Over the course of the summer, I expanded the prototype, confidently working in Python still, and still utilising MMF2 because it was just easy, and it exported to Flash so well. Flash was still ubiquitous in 2012, despite five years of identical "Flash Is Dead" blog posts running before that. Happily that's a bit more true now, even if web-games that the masses play haven't got that memo.
By the start of my third-year, when most students tend to start thinking about their projects, here's how the game looked:
The blue squares still remain, but much has changed! The most visually striking difference is that I'm streaming in both map data and a tilemap from a webserver serving the static files through nginx. Divorcing the map data from the game client is a lovely thing to do, because updates to the world can take place whilst avoiding forcing player's to re-download the entire Flash app again. The graphics are all very sketchy, though I'd later use them as roughs for the final line-art. The blue-lines-on-white aesthetic, although temporary, actually gathered a fair amount of positive feedback, a reminder that unique graphical choices are a great benefit for getting some attention.
A larger change, as the server was expanded, was server-side collision. In the prototype, the blue squares wandered around in the white void, where there was nothing to collide with, but as soon as you start dealing with obstacles, the issues we've previously discussed concerning authority come into play. "Can I move here?" It's a simple enough question, but anyone who played Counterstrike back in the day will know it's crucially important. Now, if I were to implement the collision routine today, without thinking I would jump into writing a Quadtree implementation, and be done with it, but I was less familiar with standard ways of doing things then than I am now. At the start I was just colliding with static objects, so on the server I was comparing with the tiles immediately around the player, which at that early stage was quite acceptable.
Once the collision check was done on the server, the same check can be performed on the clientside. There's no need to send the server a "can I move to the right?" if the player is directly to the left of a wall, so by implementing the collision checking on the client as well as the server, we save a few packets here and there.

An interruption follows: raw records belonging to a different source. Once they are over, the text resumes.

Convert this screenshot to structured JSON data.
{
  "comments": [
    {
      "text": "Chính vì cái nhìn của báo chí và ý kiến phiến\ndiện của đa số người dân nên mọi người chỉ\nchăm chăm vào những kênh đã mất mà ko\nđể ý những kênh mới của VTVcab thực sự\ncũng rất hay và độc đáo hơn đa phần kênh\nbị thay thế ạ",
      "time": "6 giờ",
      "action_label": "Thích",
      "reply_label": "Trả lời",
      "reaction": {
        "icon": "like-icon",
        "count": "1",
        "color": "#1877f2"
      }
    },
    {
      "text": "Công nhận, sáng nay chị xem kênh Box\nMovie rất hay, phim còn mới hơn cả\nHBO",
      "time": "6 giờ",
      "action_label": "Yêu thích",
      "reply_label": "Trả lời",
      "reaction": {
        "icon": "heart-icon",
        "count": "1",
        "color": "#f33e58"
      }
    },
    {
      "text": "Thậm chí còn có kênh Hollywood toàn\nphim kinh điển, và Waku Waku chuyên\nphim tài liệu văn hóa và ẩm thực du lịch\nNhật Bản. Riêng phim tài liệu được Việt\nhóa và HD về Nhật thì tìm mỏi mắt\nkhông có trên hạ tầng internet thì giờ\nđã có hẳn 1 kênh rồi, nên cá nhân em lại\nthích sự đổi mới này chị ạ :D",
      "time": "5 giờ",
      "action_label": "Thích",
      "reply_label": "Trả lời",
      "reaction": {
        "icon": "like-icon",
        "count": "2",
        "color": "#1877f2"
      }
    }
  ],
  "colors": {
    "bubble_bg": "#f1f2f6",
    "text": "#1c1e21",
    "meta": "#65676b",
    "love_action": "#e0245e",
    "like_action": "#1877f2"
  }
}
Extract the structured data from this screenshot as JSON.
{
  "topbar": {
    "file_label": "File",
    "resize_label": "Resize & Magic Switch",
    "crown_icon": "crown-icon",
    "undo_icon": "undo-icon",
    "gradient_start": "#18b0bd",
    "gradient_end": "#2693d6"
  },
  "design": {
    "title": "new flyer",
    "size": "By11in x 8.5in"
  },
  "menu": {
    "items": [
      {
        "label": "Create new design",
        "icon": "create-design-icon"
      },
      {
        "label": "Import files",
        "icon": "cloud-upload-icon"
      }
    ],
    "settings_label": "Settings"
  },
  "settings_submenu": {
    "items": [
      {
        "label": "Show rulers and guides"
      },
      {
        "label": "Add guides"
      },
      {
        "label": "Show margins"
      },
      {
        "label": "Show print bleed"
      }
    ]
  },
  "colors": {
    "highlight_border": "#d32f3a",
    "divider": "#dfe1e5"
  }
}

But that's not the only benefit we get from collision checking on the client. If the client has an awareness of how game objects interact with one another, we can smooth out the movements of other player's sent by the server, and interpolate our own movements into the future. If I send a "I'd like to move north" request to the server, I don't have to wait till the server comes back to me with an affirmative, if I know there's no obstacle in front of me, I can start moving at once, and reduce the latency between button press and the movement beginning. Interpolating the position of objects sent by the server is an interesting trade-off. The smoother function you apply to interpolate on a set of coordinates, the smoother the movement appears, but if the object makes unexpected movements (ie, movements not along the predicted curve) there can be an unpleasant 'elastic-banding' effect, that anyone who has played online games over a shoddy connection is all too familiar with. Eventually, much later on in development, I worked out by trial and error that different settings just suit different objects better. Linear interpolation is perfect for projectiles that follow a very standard straight-line, cubic interpolation suits players, and bats, which moved in circular arcs around the player would look best with cubic interpolation with a heavy smoothing value.
Lots of the fundamentals shared by most networked games at this point were getting implemented, and it was playing nicely. This was the stage of the project when what should have happened was to carefully sit down and decide, what's the scope of this project? Instead, it just tumbled along as I began work on fun looking features.
In the next part of this blog, we'll continue the progress as graphics are added, tools are created, and... bugs. Lots of bugs were encountered.